Overall, layering in money laundering is an effective way for criminals to disguise the origin of illicit funds and make it difficult for authorities to trace them. However, financial institutions and regulatory authorities are constantly working to identify and prevent these types of activities through monitoring and analysis of financial transactions.

How Banks Can Detect Layering in Money Laundering

From an AML program perspective, banks can take several steps to detect layering in money laundering. These include: 

  • Perpetual Know Your Customer (pKYC) procedures. Implement pKYC strategies and technology to continuously risk score their customers and assess the risk associated with their occupation, location of residence, and likely source of their funds. This helps banks quantify the risk and likelihood of the introduction of illicit funds into their banking system.
  • Transaction monitoring. Monitor customer transactions closely to detect suspicious activity. They should use software that monitors each customer’s payment patterns and accurately detects anomalies in transactions that indicates suspicious activity. This includes large and frequent transfers or transactions to or from high-risk countries.
  • Customer Due Diligence (CDD). Continuously conduct due diligence on their customer base, especially high-risk customers. This involves checking against global risk-related watchlists, adverse media, and politically exposed persons (PEPs) or customers in high-risk industries, to quantify the level of risk they may pose to your bank.
  • Risk strategy assessment. Assess your bank’s overall exposure to money laundering and implement appropriate measures to mitigate those risks. This might include regular employee training, periodic risk assessments, and updating internal policies and procedures.
  • Suspicious Activity Reports (SARs). Implement a system to report suspicious activity to the relevant authorities. Equally important, this system should have an auditable trail of evidence of suspicious activity and explainable decisions made by investigators. This can help law enforcement agencies investigate suspected money laundering activities, including layering.

Each of these aspects of an AML program are designed to identify and report suspicious activities that may indicate money laundering or other financial crimes.

Here are some common money laundering red flags that AML programs alert for:

  1. Large or frequent cash transactions.

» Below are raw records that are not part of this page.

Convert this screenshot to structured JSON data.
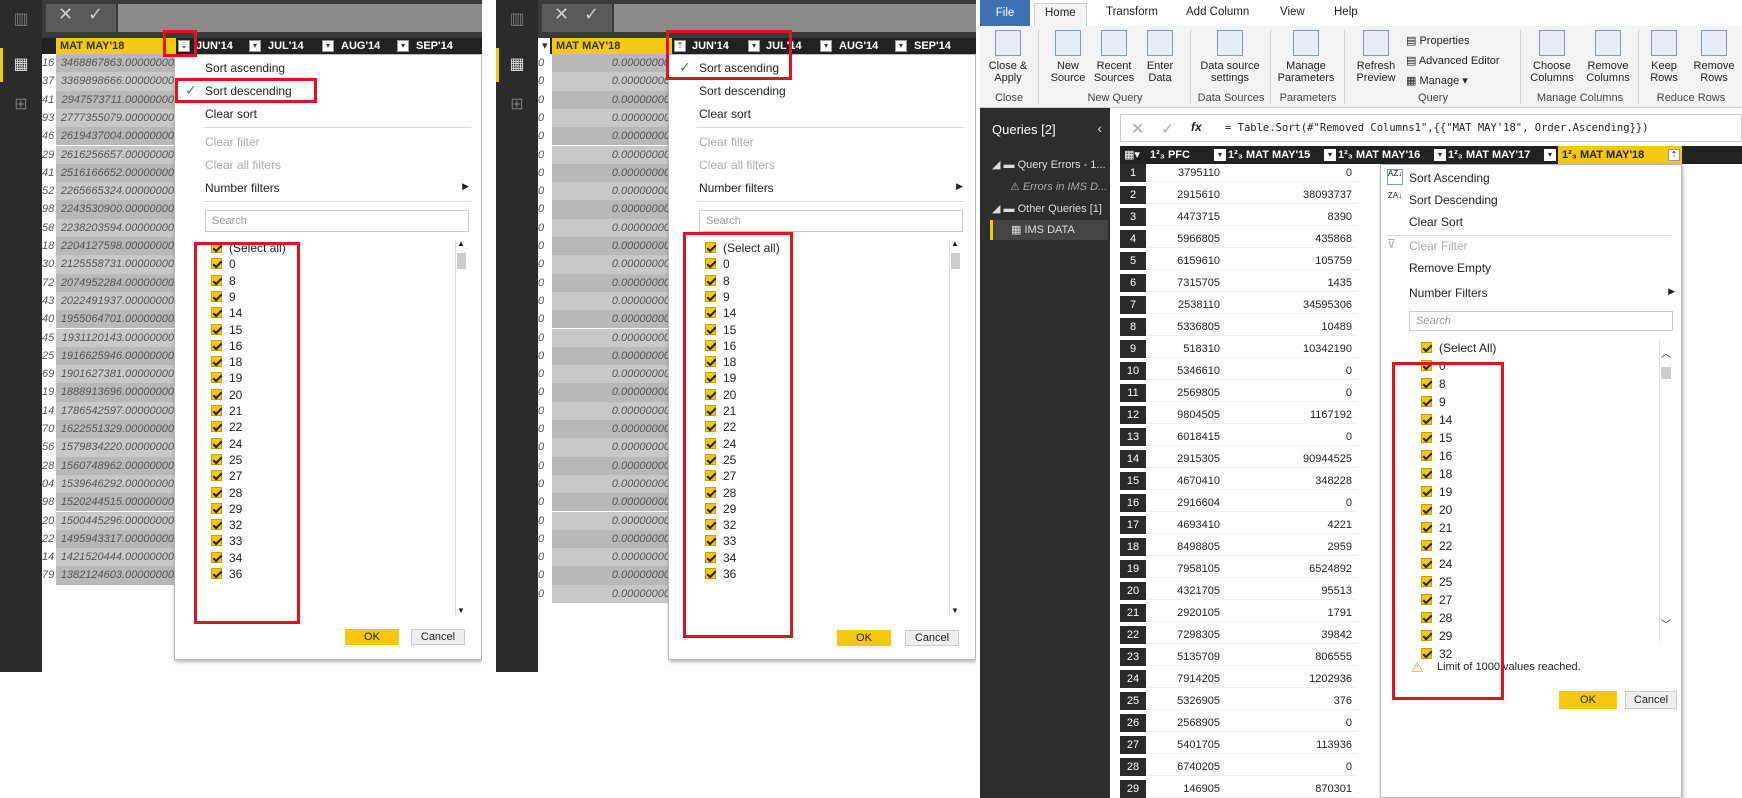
{
  "panel1": {
    "header": [
      "MAT MAY'18",
      "JUN'14",
      "JUL'14",
      "AUG'14",
      "SEP'14"
    ],
    "rows": [
      {
        "n": "16",
        "v": "3468867863.00000000"
      },
      {
        "n": "37",
        "v": "3369898666.00000000"
      },
      {
        "n": "41",
        "v": "2947573711.00000000"
      },
      {
        "n": "93",
        "v": "2777355079.00000000"
      },
      {
        "n": "46",
        "v": "2619437004.00000000"
      },
      {
        "n": "29",
        "v": "2616256657.00000000"
      },
      {
        "n": "41",
        "v": "2516166652.00000000"
      },
      {
        "n": "52",
        "v": "2265665324.00000000"
      },
      {
        "n": "98",
        "v": "2243530900.00000000"
      },
      {
        "n": "58",
        "v": "2238203594.00000000"
      },
      {
        "n": "18",
        "v": "2204127598.00000000"
      },
      {
        "n": "30",
        "v": "2125558731.00000000"
      },
      {
        "n": "72",
        "v": "2074952284.00000000"
      },
      {
        "n": "43",
        "v": "2022491937.00000000"
      },
      {
        "n": "40",
        "v": "1955064701.00000000"
      },
      {
        "n": "45",
        "v": "1931120143.00000000"
      },
      {
        "n": "25",
        "v": "1916625946.00000000"
      },
      {
        "n": "69",
        "v": "1901627381.00000000"
      },
      {
        "n": "19",
        "v": "1888913696.00000000"
      },
      {
        "n": "14",
        "v": "1786542597.00000000"
      },
      {
        "n": "70",
        "v": "1622551329.00000000"
      },
      {
        "n": "56",
        "v": "1579834220.00000000"
      },
      {
        "n": "28",
        "v": "1560748962.00000000"
      },
      {
        "n": "04",
        "v": "1539646292.00000000"
      },
      {
        "n": "98",
        "v": "1520244515.00000000"
      },
      {
        "n": "20",
        "v": "1500445296.00000000"
      },
      {
        "n": "22",
        "v": "1495943317.00000000"
      },
      {
        "n": "14",
        "v": "1421520444.00000000"
      },
      {
        "n": "79",
        "v": "1382124603.00000000"
      }
    ],
    "menu": {
      "sort_asc": "Sort ascending",
      "sort_desc": "Sort descending",
      "clear_sort": "Clear sort",
      "clear_filter": "Clear filter",
      "clear_all": "Clear all filters",
      "number_filters": "Number filters",
      "search_ph": "Search",
      "ok": "OK",
      "cancel": "Cancel"
    },
    "values": [
      "(Select all)",
      "0",
      "8",
      "9",
      "14",
      "15",
      "16",
      "18",
      "19",
      "20",
      "21",
      "22",
      "24",
      "25",
      "27",
      "28",
      "29",
      "32",
      "33",
      "34",
      "36"
    ]
  },
  "panel2": {
    "header": [
      "MAT MAY'18",
      "JUN'14",
      "JUL'14",
      "AUG'14",
      "SEP'14"
    ],
    "row_num": "0",
    "row_val": "0.00000000",
    "menu": {
      "sort_asc": "Sort ascending",
      "sort_desc": "Sort descending",
      "clear_sort": "Clear sort",
      "clear_filter": "Clear filter",
      "clear_all": "Clear all filters",
      "number_filters": "Number filters",
      "search_ph": "Search",
      "ok": "OK",
      "cancel": "Cancel"
    },
    "values": [
      "(Select all)",
      "0",
      "8",
      "9",
      "14",
      "15",
      "16",
      "18",
      "19",
      "20",
      "21",
      "22",
      "24",
      "25",
      "27",
      "28",
      "29",
      "32",
      "33",
      "34",
      "36"
    ]
  },
  "panel3": {
    "tabs": [
      "File",
      "Home",
      "Transform",
      "Add Column",
      "View",
      "Help"
    ],
    "buttons": {
      "close_apply": "Close &\nApply",
      "new_source": "New\nSource",
      "recent_sources": "Recent\nSources",
      "enter_data": "Enter\nData",
      "ds_settings": "Data source\nsettings",
      "manage_params": "Manage\nParameters",
      "refresh": "Refresh\nPreview",
      "properties": "Properties",
      "adv_editor": "Advanced Editor",
      "manage": "Manage",
      "choose_cols": "Choose\nColumns",
      "remove_cols": "Remove\nColumns",
      "keep_rows": "Keep\nRows",
      "remove_rows": "Remove\nRows"
    },
    "groups": [
      "Close",
      "New Query",
      "Data Sources",
      "Parameters",
      "Query",
      "Manage Columns",
      "Reduce Rows"
    ],
    "queries_title": "Queries [2]",
    "query_errors": "Query Errors - 1...",
    "errors_in": "Errors in IMS D...",
    "other_queries": "Other Queries [1]",
    "ims_data": "IMS DATA",
    "formula": "= Table.Sort(#\"Removed Columns1\",{{\"MAT MAY'18\", Order.Ascending}})",
    "fx": "fx",
    "cols": [
      "PFC",
      "MAT MAY'15",
      "MAT MAY'16",
      "MAT MAY'17",
      "MAT MAY'18"
    ],
    "rows": [
      [
        "1",
        "3795110",
        "0"
      ],
      [
        "2",
        "2915610",
        "38093737"
      ],
      [
        "3",
        "4473715",
        "8390"
      ],
      [
        "4",
        "5966805",
        "435868"
      ],
      [
        "5",
        "6159610",
        "105759"
      ],
      [
        "6",
        "7315705",
        "1435"
      ],
      [
        "7",
        "2538110",
        "34595306"
      ],
      [
        "8",
        "5336805",
        "10489"
      ],
      [
        "9",
        "518310",
        "10342190"
      ],
      [
        "10",
        "5346610",
        "0"
      ],
      [
        "11",
        "2569805",
        "0"
      ],
      [
        "12",
        "9804505",
        "1167192"
      ],
      [
        "13",
        "6018415",
        "0"
      ],
      [
        "14",
        "2915305",
        "90944525"
      ],
      [
        "15",
        "4670410",
        "348228"
      ],
      [
        "16",
        "2916604",
        "0"
      ],
      [
        "17",
        "4693410",
        "4221"
      ],
      [
        "18",
        "8498805",
        "2959"
      ],
      [
        "19",
        "7958105",
        "6524892"
      ],
      [
        "20",
        "4321705",
        "95513"
      ],
      [
        "21",
        "2920105",
        "1791"
      ],
      [
        "22",
        "7298305",
        "39842"
      ],
      [
        "23",
        "5135709",
        "806555"
      ],
      [
        "24",
        "7914205",
        "1202936"
      ],
      [
        "25",
        "5326905",
        "376"
      ],
      [
        "26",
        "2568905",
        "0"
      ],
      [
        "27",
        "5401705",
        "113936"
      ],
      [
        "28",
        "6740205",
        "0"
      ],
      [
        "29",
        "146905",
        "870301"
      ]
    ],
    "menu": {
      "sort_asc": "Sort Ascending",
      "sort_desc": "Sort Descending",
      "clear_sort": "Clear Sort",
      "clear_filter": "Clear Filter",
      "remove_empty": "Remove Empty",
      "number_filters": "Number Filters",
      "search_ph": "Search",
      "limit": "Limit of 1000 values reached.",
      "ok": "OK",
      "cancel": "Cancel"
    },
    "values": [
      "(Select All)",
      "0",
      "8",
      "9",
      "14",
      "15",
      "16",
      "18",
      "19",
      "20",
      "21",
      "22",
      "24",
      "25",
      "27",
      "28",
      "29",
      "32"
    ]
  },
  "colors": {
    "accent": "#f2c811",
    "highlight": "#e0141e",
    "dark": "#2b2b2b"
  }
}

Transactions that are inconsistent with a customer’s known financial profile or business activities may indicate money laundering activity.
  2. Unusual transactions. Transactions that are unusual for a particular customer, such as transactions outside of their normal business activities or transactions with unknown parties, may be a red flag.
  3. Suspicious activity patterns. AML programs may identify suspicious patterns of activity, such as multiple transactions just below the reporting threshold, that may indicate an attempt to avoid reporting requirements.
  4. Politically exposed persons (PEPs). PEPs, such as government officials or their family members, may be at a higher risk for money laundering. Transactions involving PEPs may be subject to greater scrutiny as a result.
  5. High-risk countries or industries. Transactions involving high-risk countries or industries, such as those with weak AML regulations or high levels of corruption, may be flagged as suspicious.
  6. Inconsistent customer information. AML programs may flag inconsistencies in customer information, such as mismatched names or addresses, as potential indicators of money laundering.
  7. Unexplained wealth. A sudden increase in a customer’s wealth, such as an inheritance or business success, may be a red flag for money laundering.
  8. Complex or layered transactions. Transactions involving complex or layered structures, such as multiple shell companies or offshore accounts, may be flagged as potential money laundering indicators.

By monitoring for these red flags and other suspicious activities, AML programs can help to detect and prevent money laundering and other financial crimes.